Integrity, Intent, Capabilities, Results
At Opus Vitae Construction of Portland, Oregon, we've created a culture that trains employees to think critically, take pride in their work, long for the betterment of themselves and the industry they represent, and inculcate fierce loyalty to the company.
We foster trust and build long-lasting relationship with subcontractors and design professionals in the Portland area. When we care for them through relational investment, listening to and leaning into their years of experience, honoring the contractual agreements we have in place, and guarding their profits, we care for a key engine that powers our success.
And finally, we will serve our clients from the first call onwards - striving, as industry professionals (and as time passes, friends) to care for them because their best interest allows us to thrive in our milieu.
Letter to Future Client
This letter is hard to write, but we want to be honest and direct. We find the courtship phase before a construction project, when a client looks for contractors (and then get bids) excruciating.
Years in the construction industry have taught us many things, but one, related to locking down realistic project costs, stands out: how challenging it can be to establish trust with potential clients because of bad experiences from their past.
We hear too many stories about promises broken, strung-out timelines, and contractors going AWOL. Over time, we’ve learned that caring for people and their financial resources with integrity means holding back from making vacuous guesses about the cost of a project without really doing our homework. There’s so much at stake!
Imagine, for a moment, that (after a 30 to 60-minute visit to your home) we provide a free estimate for your remodel based on verbal explanations and some photos from Pinterest. It comes in at $200K. You don’t say it aloud, but you really felt that $150K would be more than generous. You’re a bit floored by the dollars being discussed (“Can it really cost $200K for what we’re trying to do? Our whole house cost $500K…”) but you like us and, upon further discussion, feel willing to stretch your budget to $200K.
Because we insist, you hire a design professional. With them, you come up with a stunning plan you love for the space (even better than you imagined!). The process takes three months and you’re shocked how many decisions there are to be made - so many details to nail down and finishes to approve! Meanwhile, you also agree to sign a preconstruction services agreement with us.
We work with your design professional to make sure the project is best-practices buildable as designed, do our best to encourage the designer or architect to hold to your budget range, and walk all our subcontractors through the project so they’re intimately familiar with the as-built conditions and can see with their own eyes what it will take to execute their piece of the work.
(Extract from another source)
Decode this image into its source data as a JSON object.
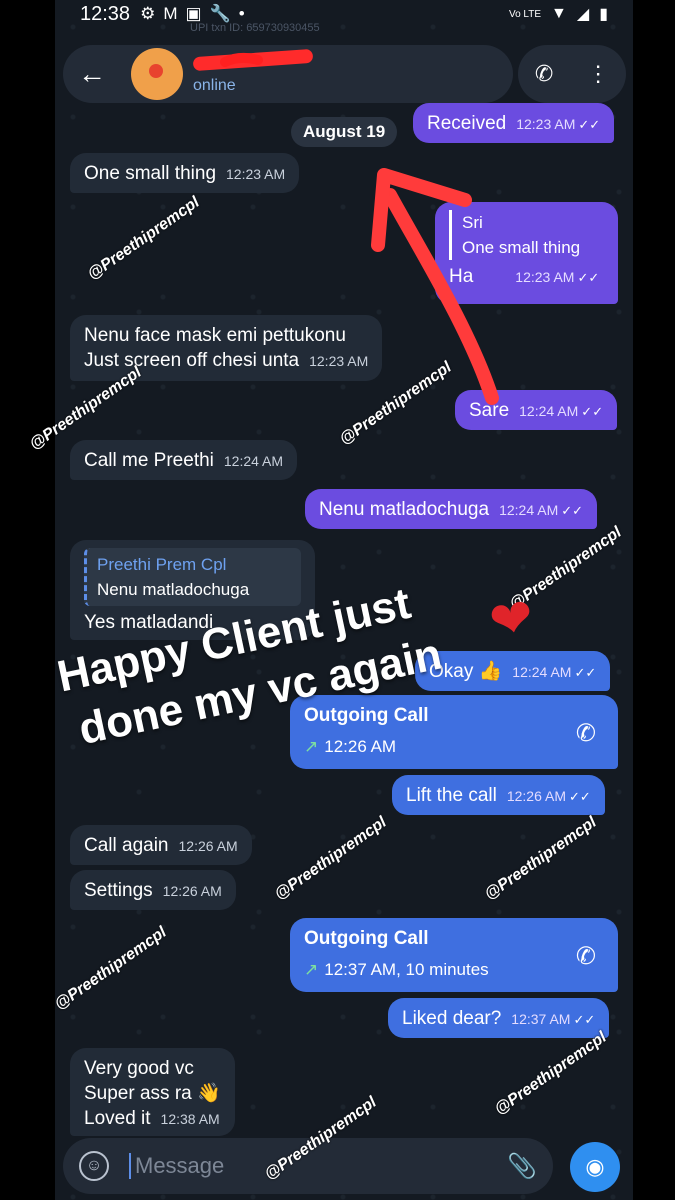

We then compile numbers, taking into account our subcontractors’ fixed price proposals, the house and its features, and the myriad design intricacies that always arise.
The number comes in at $250K.
You’ve now invested $20K in design fees with the architect, $2.5K with Opus Vitae for preconstruction services, and face construction numbers that are 25% higher than the initial guesstimate. You feel sad (angry?), misled (“You told us it would be $200K!”), and stuck.
You are not willing to stretch your budgets to accommodate a project that costs this much but now you’re out $22.5K before construction.
Your options are constricted: whittle the scope down so you can meet the original budget (which will mean design rework to something less than what you love… and cost more design dollars); or find a contractor who promises to finish the project for your original $150-200K.
There’s no denying there could be some value in the latter: a smaller or less-experienced contractor may be less expensive. On the other hand, the losses you will experience in the exchange are a combination of the following: professionalism, clear and consistent communication, commitment to (and knowledge of) best construction practices, attention to detail, project flow, and gross failure to meet the contracted budget. The gain may be a degree of dollar savings, but there’s no telling how much, if any.
While you’re rolling in these emotions, we’re quietly disappointed that we had to deliver the harsh reality about the actual cost of the project. Far and away our least favorite part of the preconstruction process is the blindfolded dart-throw budget we make before we have all the details in hand to provide an accurate proposal – but it’s unavoidable!
We understand that you need to have a sense of whether your budget can sustain the project you have in mind. And, while we feel bad that the final budget wasn’t what you’d hoped, we’re deeply thankful we didn’t just jump in blind and start a project you would not want, or be able to, afford. Our rigorous process sometimes exposes the reality that you will need to make sacrifices to meet your budget (best accomplished by reducing the scope of work), but it’s much better to know before you start than well into the project.
We have personally felt the pain of this merry-go-round too many times to count. So in the end, we now consistently put our foot down and stand on this: that while we will undoubtedly ‘lose’ a lot of work by demanding that people have solid design and work through a preconstruction services deep-dive, we’re steadfast and resolute. In the space we occupy, we feel valued for our work and expertise.
The clients who choose to work with us feel they’ve gotten maximum value at the end of the project. And we’ve built and firmly established the trust that we’d hoped for from the start. We love, and deeply desire to serve, people.
For us, construction is our venue. Relationships with people is the reward.
Opus Vitae Construction Co-Founder